That’s it folks. You might hear from me sooner if I can get a few things finished. I can’t promise a robust News & Notes this week because I’m hosting the 2023 Southern California Golf Hall of Fame ceremonies at Pacific Palms in the City of Industry. This reincarnation/merging of the Southern Cal PGA and SCGA HOF’s is kicking things off by inducting former USGA President Jim Vernon, amateur great Pearl Sinn and posthumously, Max Behr, Ralph Guhdahl, Gary Adams, Shirley Spork, Jimmy DeVoe and Gene Andrews. If you’re coming, say hi and remember, I’m primarily a newsletter writer who dabbles in golf architecture, television punditry and podcasting! Emceeing, not so much.
Have a great Monday,
Re: Scheffler - Do you think there is any hangover effect as defending champ, and especially a first time defending champ? I've got to imagine all of the pre-tournament hoopla/dinner hosting for the defending champ is a lot and a big distraction. If anyone can do it it's Scottie with his mentality, but there is a good reason Faldo is the only first time champ to ever defend.

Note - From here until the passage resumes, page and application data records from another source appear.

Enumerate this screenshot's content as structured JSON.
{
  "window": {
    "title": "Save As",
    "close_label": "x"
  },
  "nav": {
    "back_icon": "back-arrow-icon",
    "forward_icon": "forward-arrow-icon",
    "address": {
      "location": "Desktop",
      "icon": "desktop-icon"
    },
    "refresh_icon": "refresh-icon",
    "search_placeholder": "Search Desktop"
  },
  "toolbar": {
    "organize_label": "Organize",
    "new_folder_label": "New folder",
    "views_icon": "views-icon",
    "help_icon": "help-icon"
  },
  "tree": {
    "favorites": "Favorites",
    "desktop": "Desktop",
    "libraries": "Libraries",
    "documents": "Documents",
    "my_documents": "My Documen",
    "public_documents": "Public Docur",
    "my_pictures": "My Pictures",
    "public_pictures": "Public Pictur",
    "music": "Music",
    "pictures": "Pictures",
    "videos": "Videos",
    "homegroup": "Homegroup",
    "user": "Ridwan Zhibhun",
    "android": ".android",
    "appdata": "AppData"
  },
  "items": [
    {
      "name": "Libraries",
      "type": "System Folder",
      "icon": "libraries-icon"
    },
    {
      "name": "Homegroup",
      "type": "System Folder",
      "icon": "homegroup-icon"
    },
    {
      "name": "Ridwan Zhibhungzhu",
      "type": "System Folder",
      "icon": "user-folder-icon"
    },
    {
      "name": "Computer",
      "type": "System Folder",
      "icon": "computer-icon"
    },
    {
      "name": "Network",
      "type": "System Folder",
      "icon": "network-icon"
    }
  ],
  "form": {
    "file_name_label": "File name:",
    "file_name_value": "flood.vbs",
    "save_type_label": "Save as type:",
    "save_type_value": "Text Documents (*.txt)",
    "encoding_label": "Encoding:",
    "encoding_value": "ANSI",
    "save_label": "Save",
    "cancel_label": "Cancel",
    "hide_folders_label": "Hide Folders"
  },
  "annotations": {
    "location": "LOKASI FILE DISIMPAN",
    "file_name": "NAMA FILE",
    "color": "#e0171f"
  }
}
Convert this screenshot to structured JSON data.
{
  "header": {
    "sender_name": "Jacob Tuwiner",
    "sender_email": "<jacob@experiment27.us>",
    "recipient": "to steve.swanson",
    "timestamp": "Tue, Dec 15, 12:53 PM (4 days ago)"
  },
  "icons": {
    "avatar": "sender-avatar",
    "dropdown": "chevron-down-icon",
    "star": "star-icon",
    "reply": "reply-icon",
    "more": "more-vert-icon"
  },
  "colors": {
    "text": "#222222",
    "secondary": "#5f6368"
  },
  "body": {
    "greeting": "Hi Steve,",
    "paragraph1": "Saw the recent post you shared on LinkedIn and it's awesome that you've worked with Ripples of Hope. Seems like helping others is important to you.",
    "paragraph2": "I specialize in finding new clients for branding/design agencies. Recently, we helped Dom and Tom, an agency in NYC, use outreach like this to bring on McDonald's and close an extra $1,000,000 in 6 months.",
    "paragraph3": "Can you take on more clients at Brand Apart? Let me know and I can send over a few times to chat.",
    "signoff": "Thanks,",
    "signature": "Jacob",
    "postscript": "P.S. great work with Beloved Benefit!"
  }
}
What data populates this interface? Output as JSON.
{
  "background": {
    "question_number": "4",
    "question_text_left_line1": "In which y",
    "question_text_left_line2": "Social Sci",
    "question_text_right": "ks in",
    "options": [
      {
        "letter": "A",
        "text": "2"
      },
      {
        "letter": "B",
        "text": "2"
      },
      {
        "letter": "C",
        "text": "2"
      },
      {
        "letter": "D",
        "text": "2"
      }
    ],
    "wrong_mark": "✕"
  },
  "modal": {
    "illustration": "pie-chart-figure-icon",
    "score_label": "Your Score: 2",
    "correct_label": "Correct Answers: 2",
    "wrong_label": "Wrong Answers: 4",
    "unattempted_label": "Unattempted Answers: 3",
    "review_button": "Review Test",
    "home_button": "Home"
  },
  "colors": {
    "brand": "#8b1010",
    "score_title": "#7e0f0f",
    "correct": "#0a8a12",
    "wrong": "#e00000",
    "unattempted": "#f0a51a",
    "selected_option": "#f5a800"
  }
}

I think what Rory is saying, and I've heard this from a PING rep. The longer you use a driver and even a fairway, the looser the face becomes and apparently more springy.